• [Work instructions] Omit the pictures found among the records and print everything else exactly as it stands.

== == ==

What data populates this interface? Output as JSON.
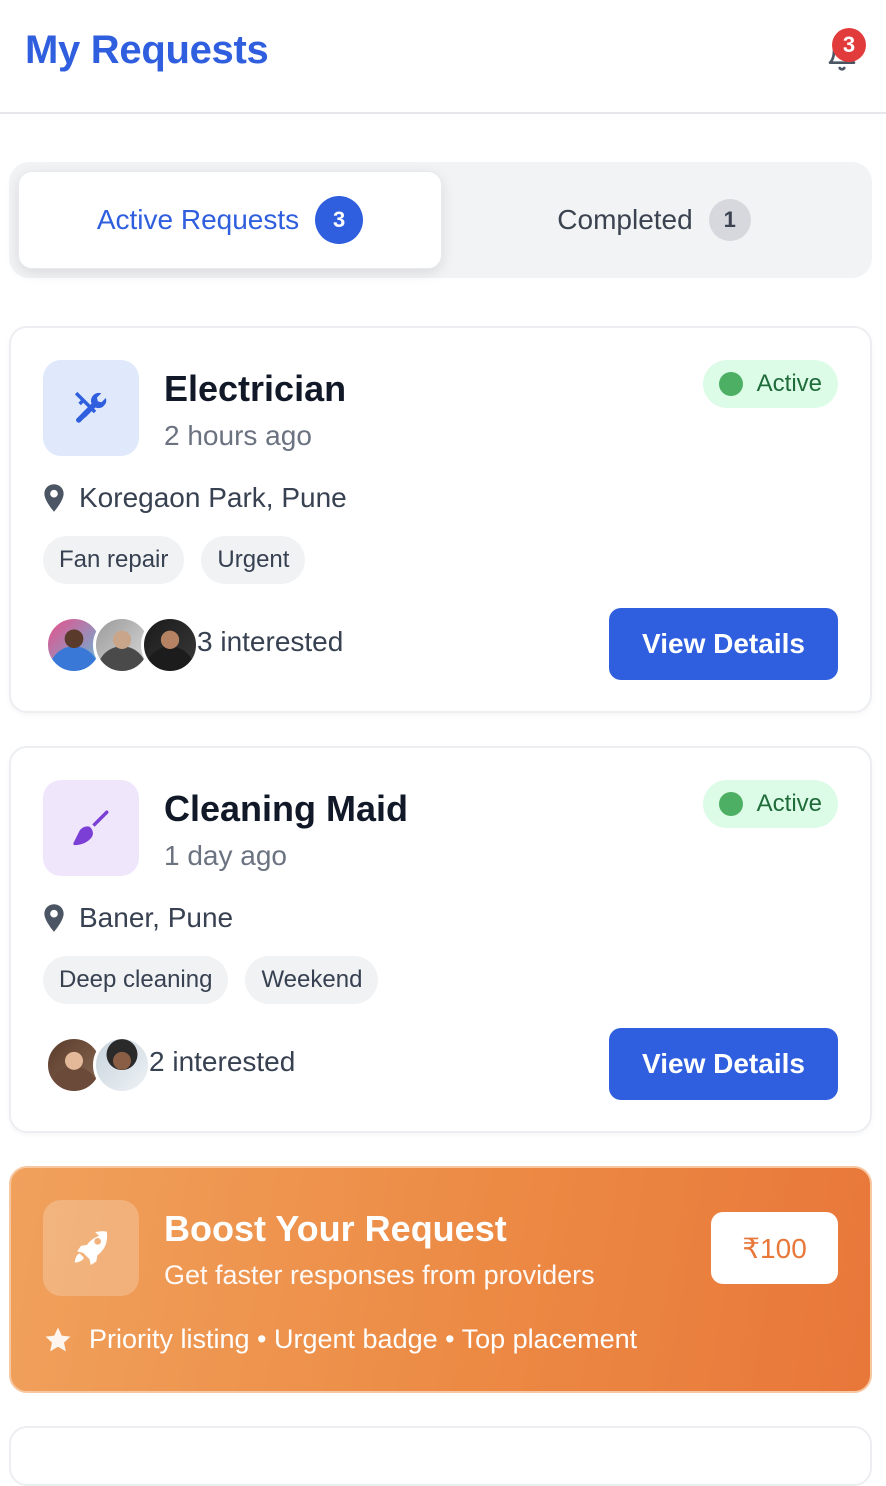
{
  "header": {
    "title": "My Requests",
    "notification_count": "3"
  },
  "tabs": [
    {
      "label": "Active Requests",
      "count": "3"
    },
    {
      "label": "Completed",
      "count": "1"
    }
  ],
  "requests": [
    {
      "title": "Electrician",
      "time": "2 hours ago",
      "status": "Active",
      "location": "Koregaon Park, Pune",
      "tags": [
        "Fan repair",
        "Urgent"
      ],
      "interested": "3 interested",
      "button": "View Details",
      "icon": "tools-icon",
      "icon_bg": "#dfe9fb",
      "icon_color": "#2f5fde"
    },
    {
      "title": "Cleaning Maid",
      "time": "1 day ago",
      "status": "Active",
      "location": "Baner, Pune",
      "tags": [
        "Deep cleaning",
        "Weekend"
      ],
      "interested": "2 interested",
      "button": "View Details",
      "icon": "broom-icon",
      "icon_bg": "#efe6fc",
      "icon_color": "#7c3fd6"
    }
  ],
  "boost": {
    "title": "Boost Your Request",
    "subtitle": "Get faster responses from providers",
    "price": "₹100",
    "perks": "Priority listing • Urgent badge • Top placement",
    "icon": "rocket-icon"
  },
  "colors": {
    "primary": "#2f5fde",
    "active_green": "#4caf63",
    "boost_orange": "#ec8a44",
    "badge_red": "#e23b3b"
  }
}
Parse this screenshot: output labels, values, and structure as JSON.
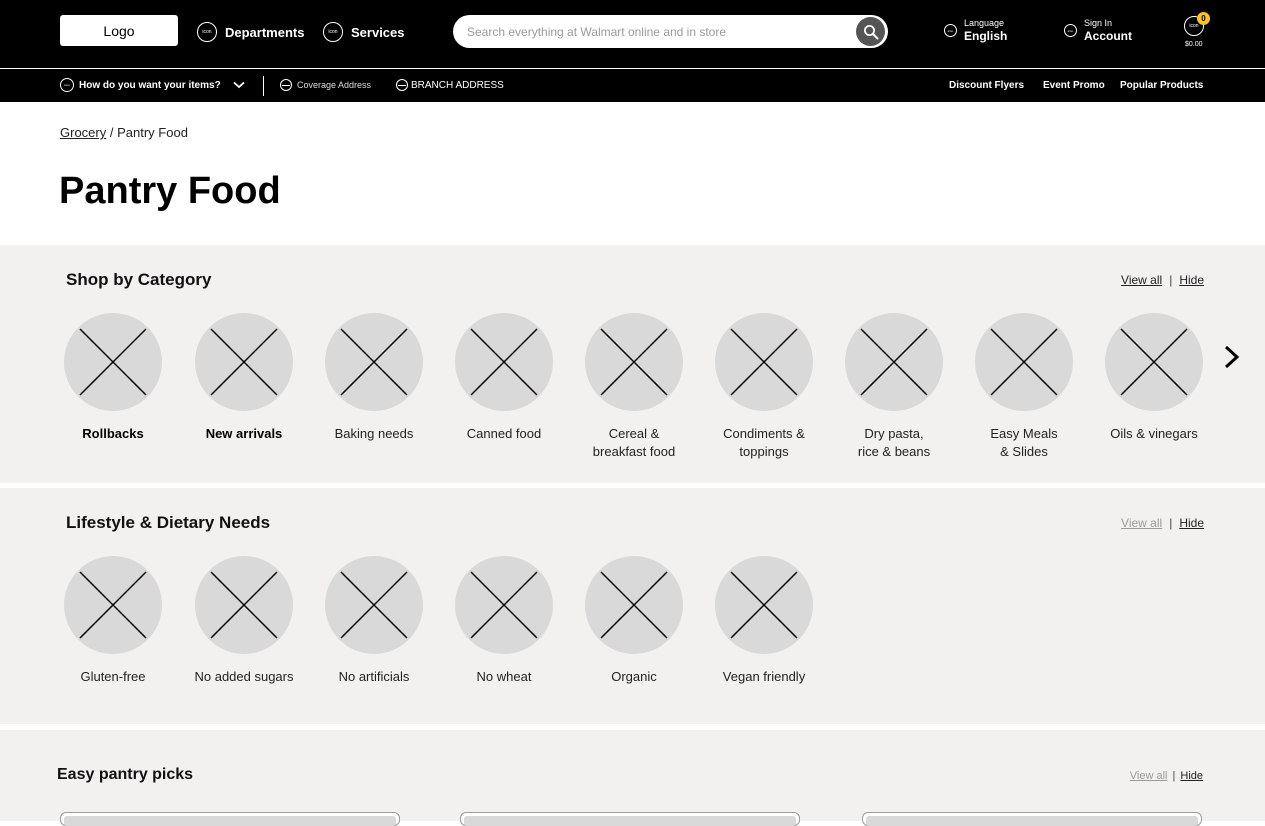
{
  "header": {
    "logo": "Logo",
    "icon_text": "icon",
    "departments": "Departments",
    "services": "Services",
    "search_placeholder": "Search everything at Walmart online and in store",
    "language_label": "Language",
    "language_value": "English",
    "signin_label": "Sign In",
    "account_label": "Account",
    "cart_count": "0",
    "cart_total": "$0.00"
  },
  "subnav": {
    "delivery": "How do you want your items?",
    "coverage": "Coverage Address",
    "branch": "BRANCH ADDRESS",
    "links": [
      "Discount Flyers",
      "Event Promo",
      "Popular Products"
    ]
  },
  "breadcrumb": {
    "parent": "Grocery",
    "separator": "/",
    "current": "Pantry Food"
  },
  "page_title": "Pantry Food",
  "shop_by_category": {
    "title": "Shop by Category",
    "view_all": "View all",
    "hide": "Hide",
    "items": [
      {
        "line1": "Rollbacks",
        "line2": "",
        "bold": true
      },
      {
        "line1": "New arrivals",
        "line2": "",
        "bold": true
      },
      {
        "line1": "Baking needs",
        "line2": "",
        "bold": false
      },
      {
        "line1": "Canned food",
        "line2": "",
        "bold": false
      },
      {
        "line1": "Cereal &",
        "line2": "breakfast food",
        "bold": false
      },
      {
        "line1": "Condiments &",
        "line2": "toppings",
        "bold": false
      },
      {
        "line1": "Dry pasta,",
        "line2": "rice & beans",
        "bold": false
      },
      {
        "line1": "Easy Meals",
        "line2": "& Slides",
        "bold": false
      },
      {
        "line1": "Oils & vinegars",
        "line2": "",
        "bold": false
      }
    ]
  },
  "lifestyle": {
    "title": "Lifestyle & Dietary Needs",
    "view_all": "View all",
    "hide": "Hide",
    "items": [
      "Gluten-free",
      "No added sugars",
      "No artificials",
      "No wheat",
      "Organic",
      "Vegan friendly"
    ]
  },
  "easy_pantry": {
    "title": "Easy pantry picks",
    "view_all": "View all",
    "hide": "Hide"
  },
  "colors": {
    "bar": "#000000",
    "section_bg": "#f2f1f0",
    "placeholder": "#d9d9d9",
    "badge": "#ffc220"
  }
}
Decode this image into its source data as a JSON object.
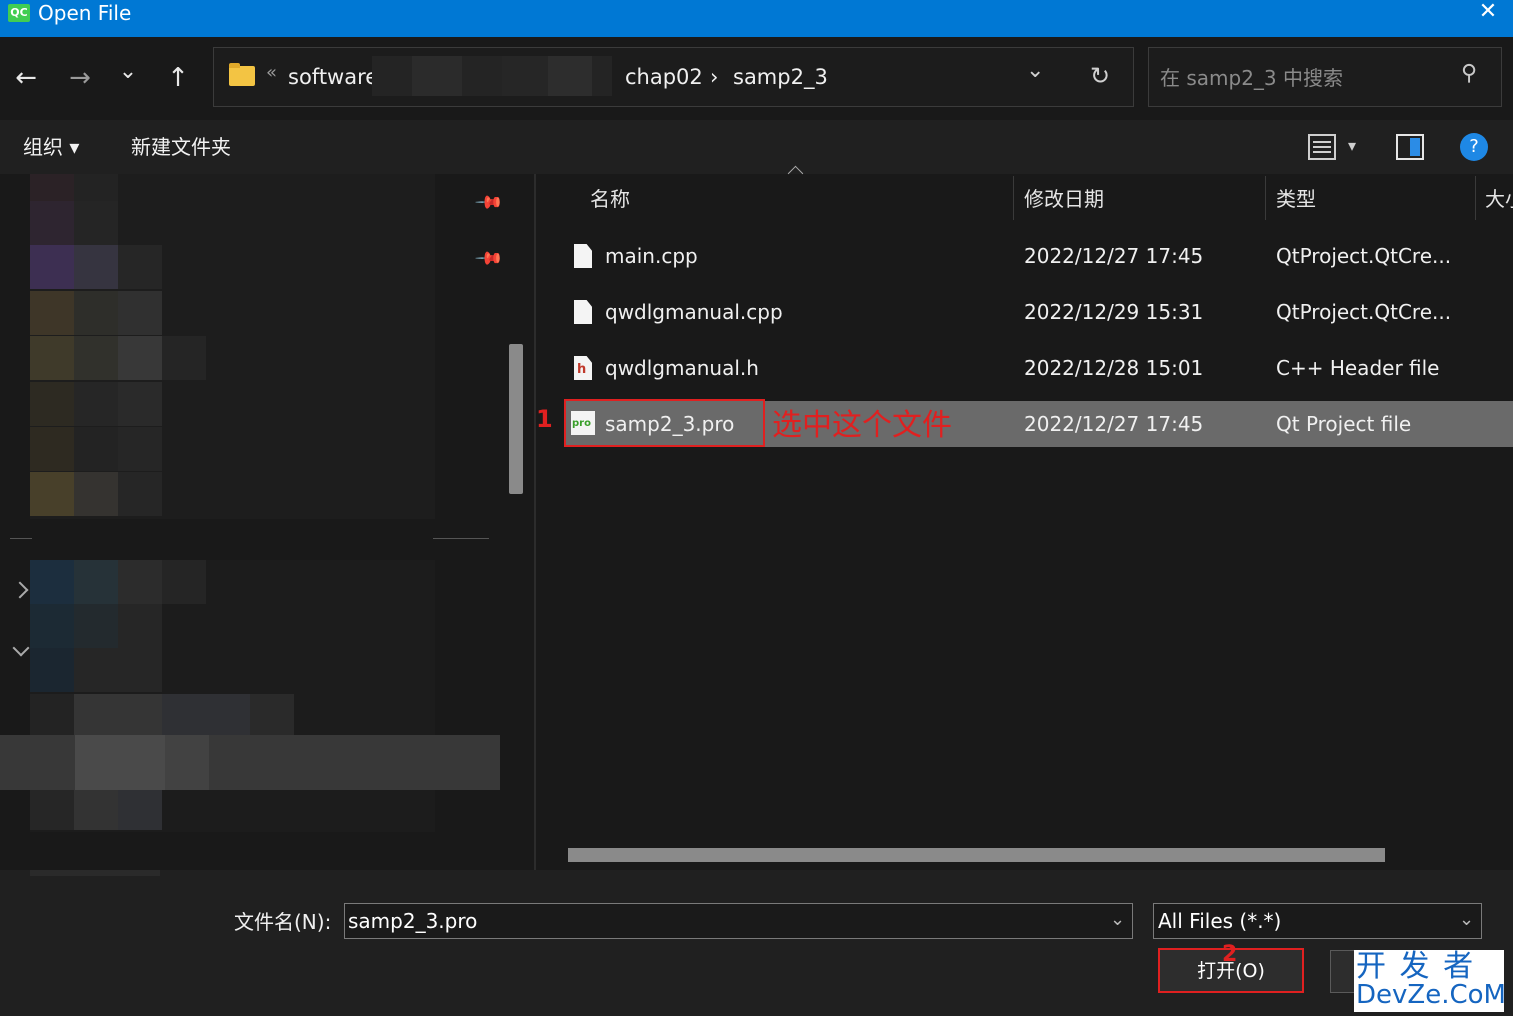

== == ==

• [Expected answer]
What data populates this interface? Output as JSON.
{
  "header": {
    "title": "My Requests",
    "notification_count": "3"
  },
  "tabs": [
    {
      "label": "Active Requests",
      "count": "3"
    },
    {
      "label": "Completed",
      "count": "1"
    }
  ],
  "requests": [
    {
      "title": "Electrician",
      "time": "2 hours ago",
      "status": "Active",
      "location": "Koregaon Park, Pune",
      "tags": [
        "Fan repair",
        "Urgent"
      ],
      "interested": "3 interested",
      "button": "View Details",
      "icon": "tools-icon",
      "icon_bg": "#dfe9fb",
      "icon_color": "#2f5fde"
    },
    {
      "title": "Cleaning Maid",
      "time": "1 day ago",
      "status": "Active",
      "location": "Baner, Pune",
      "tags": [
        "Deep cleaning",
        "Weekend"
      ],
      "interested": "2 interested",
      "button": "View Details",
      "icon": "broom-icon",
      "icon_bg": "#efe6fc",
      "icon_color": "#7c3fd6"
    }
  ],
  "boost": {
    "title": "Boost Your Request",
    "subtitle": "Get faster responses from providers",
    "price": "₹100",
    "perks": "Priority listing • Urgent badge • Top placement",
    "icon": "rocket-icon"
  },
  "colors": {
    "primary": "#2f5fde",
    "active_green": "#4caf63",
    "boost_orange": "#ec8a44",
    "badge_red": "#e23b3b"
  }
}
Parse this screenshot: output labels, values, and structure as JSON.
{
  "header": {
    "logo": "Logo",
    "icon_text": "icon",
    "departments": "Departments",
    "services": "Services",
    "search_placeholder": "Search everything at Walmart online and in store",
    "language_label": "Language",
    "language_value": "English",
    "signin_label": "Sign In",
    "account_label": "Account",
    "cart_count": "0",
    "cart_total": "$0.00"
  },
  "subnav": {
    "delivery": "How do you want your items?",
    "coverage": "Coverage Address",
    "branch": "BRANCH ADDRESS",
    "links": [
      "Discount Flyers",
      "Event Promo",
      "Popular Products"
    ]
  },
  "breadcrumb": {
    "parent": "Grocery",
    "separator": "/",
    "current": "Pantry Food"
  },
  "page_title": "Pantry Food",
  "shop_by_category": {
    "title": "Shop by Category",
    "view_all": "View all",
    "hide": "Hide",
    "items": [
      {
        "line1": "Rollbacks",
        "line2": "",
        "bold": true
      },
      {
        "line1": "New arrivals",
        "line2": "",
        "bold": true
      },
      {
        "line1": "Baking needs",
        "line2": "",
        "bold": false
      },
      {
        "line1": "Canned food",
        "line2": "",
        "bold": false
      },
      {
        "line1": "Cereal &",
        "line2": "breakfast food",
        "bold": false
      },
      {
        "line1": "Condiments &",
        "line2": "toppings",
        "bold": false
      },
      {
        "line1": "Dry pasta,",
        "line2": "rice & beans",
        "bold": false
      },
      {
        "line1": "Easy Meals",
        "line2": "& Slides",
        "bold": false
      },
      {
        "line1": "Oils & vinegars",
        "line2": "",
        "bold": false
      }
    ]
  },
  "lifestyle": {
    "title": "Lifestyle & Dietary Needs",
    "view_all": "View all",
    "hide": "Hide",
    "items": [
      "Gluten-free",
      "No added sugars",
      "No artificials",
      "No wheat",
      "Organic",
      "Vegan friendly"
    ]
  },
  "easy_pantry": {
    "title": "Easy pantry picks",
    "view_all": "View all",
    "hide": "Hide"
  },
  "colors": {
    "bar": "#000000",
    "section_bg": "#f2f1f0",
    "placeholder": "#d9d9d9",
    "badge": "#ffc220"
  }
}
Decode this image into its source data as a JSON object.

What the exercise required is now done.